Wall said Starbucks plans to “consider all options to obtain further legal review” of the administrative law judge’s March ruling, which requires the reinstatement of seven Buffalo-area workers. The judge determined those workers had been fired in retaliation for organizing, and he awarded back pay and damages to more than two dozen others whom the judge concluded had suffered retaliation. “The remedies that were ordered are just inappropriate given the record in this matter,” Wall said. Those fired “were separated following clear violations” of Starbucks policies and “not related to, or in retaliation for, any protected concerted activities, as the decision contends,” Wall wrote in an email. Starbucks has accused the NLRB of coordinating with the union to improperly influence the outcome of a union election. House Republicans have supported Starbucks by initiating a probe into the matter.

Schultz, who came out of retirement in March 2022 to serve as interim CEO, has reportedly taken the unionization campaign personally. When asked by New York Times reporter Andrew Ross Sorkin last June if he would ever embrace the union, he answered with a simple no, prompting an unfair labor practice charge from Starbucks Workers United.

Schultz was nominated on Thursday to sit on the Starbucks board of directors. Now that he is no longer CEO, it’s unclear what role he will play in steering the company’s response to the unionization effort. At a November 2021 meeting in Buffalo, before he had returned to the company, stores closed so that workers could listen to Schultz deliver a speech to Starbucks employees. “These workers were forced to attend this meeting while every Buffalo-area store was closed to listen to Mr. Schultz one month prior to union elections that were held in the area,” Sanders wrote in a letter to Starbucks’ general counsel in early March. That meeting, Sanders wrote, “makes clear the enormous power and influence Mr. Schultz has over labor policy at Starbucks even when he is not the official CEO of the company.” Sanders penned his letter after Schultz initially refused his invitation to appear before the HELP committee. Schultz changed his mind after Sanders said he would hold a committee vote to subpoena Schultz.

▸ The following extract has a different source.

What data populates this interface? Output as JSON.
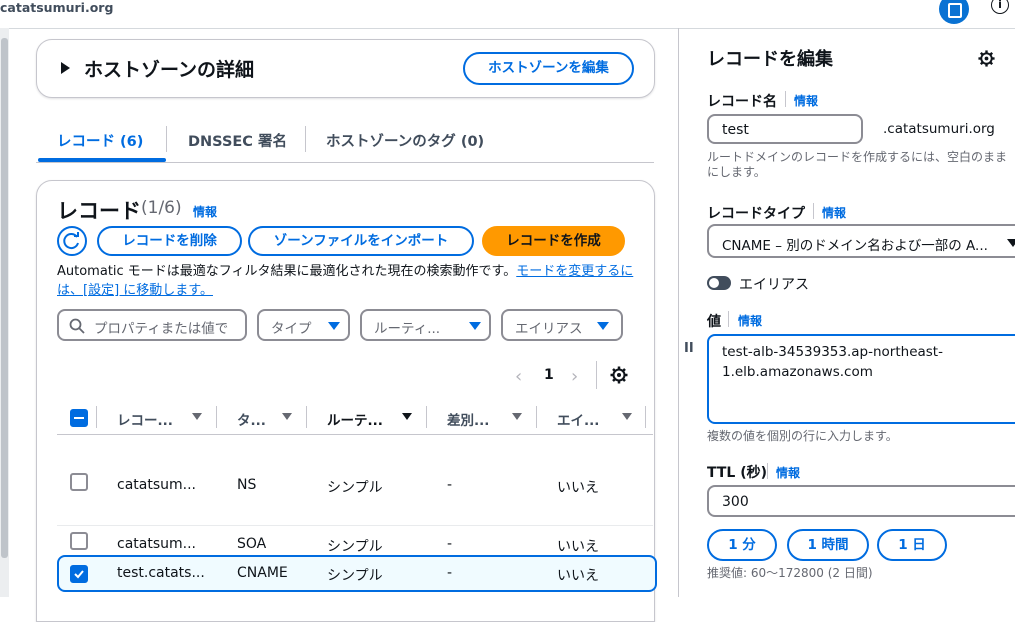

At the Buffalo address to workers in November, Schultz held Starbucks up as a model employer willing to buck conventional corporate wisdom by providing health coverage to part-time employees, stock options and free tuition to online college. The speech was punctuated with a refrain that was a window into his philosophy on unions: “Who forced us to that? Pushed us to do it? No one. We did it because we thought it was the right thing.”

At Starbucks board meetings, two empty chairs are placed at the table, one symbolically representing customers, the other workers. The empty chairs were Schultz’s idea. Some employees say they want a real seat at the table. They say they face an increasingly grueling work environment, harassment from customers and difficulty cobbling together enough hours to qualify for health benefits. “We don’t really have a living wage. We have benefits that are really hard to obtain, and they’re not accessible to a lot of people. And we also just have scheduling that is so inconsistent that we just never have the hours that we really need to even get those benefits or even just to pay our bills,” Serrano said.

Serrano is hopeful that the new CEO will bargain in good faith with the union, and make Starbucks a better workplace. Serrano, like Keeling, has attended bargaining sessions only to have Starbucks representatives leave after just a few minutes — a pattern that has been repeated around the country. Starbucks has objected to having union members attend bargaining sessions via Zoom, charging that those sessions are being recorded. The union and Starbucks have filed unfair labor practices charges against one another over the claims. No union stores have signed contracts with the company.

“A lot of us are excited to see Howard Schultz answer to these injustices,” Serrano said.  At the same time, they said, “We want to work with Starbucks.” Serrano said that if Starbucks stopped “acting in bad faith,” the two sides might reach an agreement “that would not just benefit us but would, in the end, benefit the company.”


Leave a Reply

Skip to toolbar